When Harbor-UCLA Medical Center took over operations of troubled Los Angeles hospital King-Drew, the idea was that Harbor would purge much of the facility's staff and upgrade their skills. However, it appears this isn't happening, despite the fact that the hospital promised these changes to CMS after it threatened to pull its accreditation. Yesterday, county health officials told the Board of Supervisors that they had only reassigned one-third of the hospital's 1,200 employees. For example, two-thirds of 388 registered nurses on King-Harbor's staff, including two with previous suspensions, were still on staff as of late May. This comes despite the fact that 60 percent of registered and licensed vocation nurses failed one or more parts of basic clinical competency tests, along with 60 percent of nurses working in specialized environments such as operating rooms, ICUs and post-anesthesia care.
Harbor officials told the Board that they can only do so much to manage the former King/Drew, given that the two facilities are separately licensed. In reality, what this means is that Harbor-UCLA, whose reputation for care is strong, really isn't running King-Harbor on a day-to-day basis, critics say. This certainly doesn't bode well for King-Harbor keeping its CMS certification in the future.
To find out more about King-Harbor's problems:
- read this Los Angeles Times article
After death, LA hospital faces training demand. Report

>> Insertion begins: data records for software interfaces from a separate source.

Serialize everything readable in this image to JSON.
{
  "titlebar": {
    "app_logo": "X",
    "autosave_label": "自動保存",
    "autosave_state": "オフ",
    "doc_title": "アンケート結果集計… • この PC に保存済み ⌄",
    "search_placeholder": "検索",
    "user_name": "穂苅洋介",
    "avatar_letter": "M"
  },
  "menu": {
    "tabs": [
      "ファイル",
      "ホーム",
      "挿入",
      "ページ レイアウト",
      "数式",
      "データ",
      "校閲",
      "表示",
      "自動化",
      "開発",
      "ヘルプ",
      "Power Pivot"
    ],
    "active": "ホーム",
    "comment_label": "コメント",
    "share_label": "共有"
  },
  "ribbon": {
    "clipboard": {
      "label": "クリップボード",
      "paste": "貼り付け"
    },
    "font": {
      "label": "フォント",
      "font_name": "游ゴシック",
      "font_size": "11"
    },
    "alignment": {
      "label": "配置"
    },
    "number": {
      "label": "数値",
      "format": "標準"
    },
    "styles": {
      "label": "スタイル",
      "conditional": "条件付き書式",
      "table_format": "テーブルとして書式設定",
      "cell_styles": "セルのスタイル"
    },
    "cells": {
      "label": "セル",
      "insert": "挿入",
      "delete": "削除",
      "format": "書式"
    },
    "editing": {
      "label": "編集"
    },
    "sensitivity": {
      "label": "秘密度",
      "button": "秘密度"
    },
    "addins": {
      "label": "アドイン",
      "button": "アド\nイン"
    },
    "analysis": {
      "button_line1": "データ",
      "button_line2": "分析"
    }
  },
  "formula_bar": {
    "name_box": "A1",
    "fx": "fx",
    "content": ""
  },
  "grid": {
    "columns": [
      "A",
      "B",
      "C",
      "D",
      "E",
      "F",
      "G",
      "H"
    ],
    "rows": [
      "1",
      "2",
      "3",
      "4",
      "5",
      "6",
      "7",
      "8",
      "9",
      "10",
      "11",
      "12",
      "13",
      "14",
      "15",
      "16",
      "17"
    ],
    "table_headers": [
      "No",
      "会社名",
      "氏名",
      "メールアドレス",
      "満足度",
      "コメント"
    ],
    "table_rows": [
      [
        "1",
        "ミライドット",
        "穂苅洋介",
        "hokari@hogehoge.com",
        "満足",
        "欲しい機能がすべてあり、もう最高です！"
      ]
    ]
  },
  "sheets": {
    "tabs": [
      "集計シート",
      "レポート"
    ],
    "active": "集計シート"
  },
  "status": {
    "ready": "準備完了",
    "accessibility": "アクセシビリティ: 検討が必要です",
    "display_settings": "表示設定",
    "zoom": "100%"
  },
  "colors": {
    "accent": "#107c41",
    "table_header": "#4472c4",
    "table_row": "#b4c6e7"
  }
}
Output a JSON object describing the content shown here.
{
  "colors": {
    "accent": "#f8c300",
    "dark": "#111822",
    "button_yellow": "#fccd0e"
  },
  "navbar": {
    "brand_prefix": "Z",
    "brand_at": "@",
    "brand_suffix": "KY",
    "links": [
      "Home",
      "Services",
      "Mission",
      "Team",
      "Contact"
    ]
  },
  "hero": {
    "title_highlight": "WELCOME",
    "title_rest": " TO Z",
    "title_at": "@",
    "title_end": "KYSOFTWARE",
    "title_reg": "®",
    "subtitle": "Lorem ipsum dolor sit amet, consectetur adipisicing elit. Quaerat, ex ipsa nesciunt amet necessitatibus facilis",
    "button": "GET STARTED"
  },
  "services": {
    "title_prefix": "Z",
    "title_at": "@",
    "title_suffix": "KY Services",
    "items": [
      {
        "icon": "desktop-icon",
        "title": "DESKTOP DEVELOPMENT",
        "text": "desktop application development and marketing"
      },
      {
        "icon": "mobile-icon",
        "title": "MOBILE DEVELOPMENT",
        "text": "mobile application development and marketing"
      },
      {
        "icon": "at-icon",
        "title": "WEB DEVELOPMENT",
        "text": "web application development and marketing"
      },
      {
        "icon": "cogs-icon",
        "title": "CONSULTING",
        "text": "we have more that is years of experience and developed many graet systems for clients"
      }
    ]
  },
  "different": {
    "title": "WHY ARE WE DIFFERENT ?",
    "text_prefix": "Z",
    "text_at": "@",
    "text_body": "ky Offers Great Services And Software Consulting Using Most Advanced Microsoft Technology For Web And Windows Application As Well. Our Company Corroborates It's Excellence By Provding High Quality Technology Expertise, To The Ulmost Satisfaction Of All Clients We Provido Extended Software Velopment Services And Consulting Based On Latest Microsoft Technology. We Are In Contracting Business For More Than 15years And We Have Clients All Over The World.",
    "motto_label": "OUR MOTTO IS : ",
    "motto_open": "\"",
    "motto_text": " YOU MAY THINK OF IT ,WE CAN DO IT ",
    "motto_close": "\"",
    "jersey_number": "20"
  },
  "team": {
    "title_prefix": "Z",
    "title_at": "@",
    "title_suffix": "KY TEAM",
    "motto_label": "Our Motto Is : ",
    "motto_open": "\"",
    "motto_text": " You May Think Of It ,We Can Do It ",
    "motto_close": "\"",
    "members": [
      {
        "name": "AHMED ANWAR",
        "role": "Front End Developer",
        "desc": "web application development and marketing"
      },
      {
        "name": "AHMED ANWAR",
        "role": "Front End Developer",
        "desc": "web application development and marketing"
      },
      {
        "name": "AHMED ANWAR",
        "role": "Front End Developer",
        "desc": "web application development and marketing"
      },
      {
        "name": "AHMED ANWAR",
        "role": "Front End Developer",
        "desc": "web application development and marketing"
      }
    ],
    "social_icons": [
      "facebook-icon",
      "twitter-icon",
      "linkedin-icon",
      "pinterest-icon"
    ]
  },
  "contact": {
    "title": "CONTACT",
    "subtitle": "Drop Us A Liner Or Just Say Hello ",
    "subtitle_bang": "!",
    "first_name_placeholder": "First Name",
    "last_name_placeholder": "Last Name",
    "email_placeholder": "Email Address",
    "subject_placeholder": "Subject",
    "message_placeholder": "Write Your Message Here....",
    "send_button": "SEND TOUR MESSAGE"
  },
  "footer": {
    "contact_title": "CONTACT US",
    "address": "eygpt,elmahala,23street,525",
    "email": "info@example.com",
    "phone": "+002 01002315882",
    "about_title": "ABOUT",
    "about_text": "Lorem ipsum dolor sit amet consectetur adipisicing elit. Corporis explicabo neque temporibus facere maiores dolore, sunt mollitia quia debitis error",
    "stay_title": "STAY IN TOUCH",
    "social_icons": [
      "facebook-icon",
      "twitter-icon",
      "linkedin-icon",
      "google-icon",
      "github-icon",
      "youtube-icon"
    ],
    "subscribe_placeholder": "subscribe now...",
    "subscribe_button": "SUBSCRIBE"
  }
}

LA officials grapple with King-Harbor hospital death. Report
Senator questions CMS on King-Harbor. Report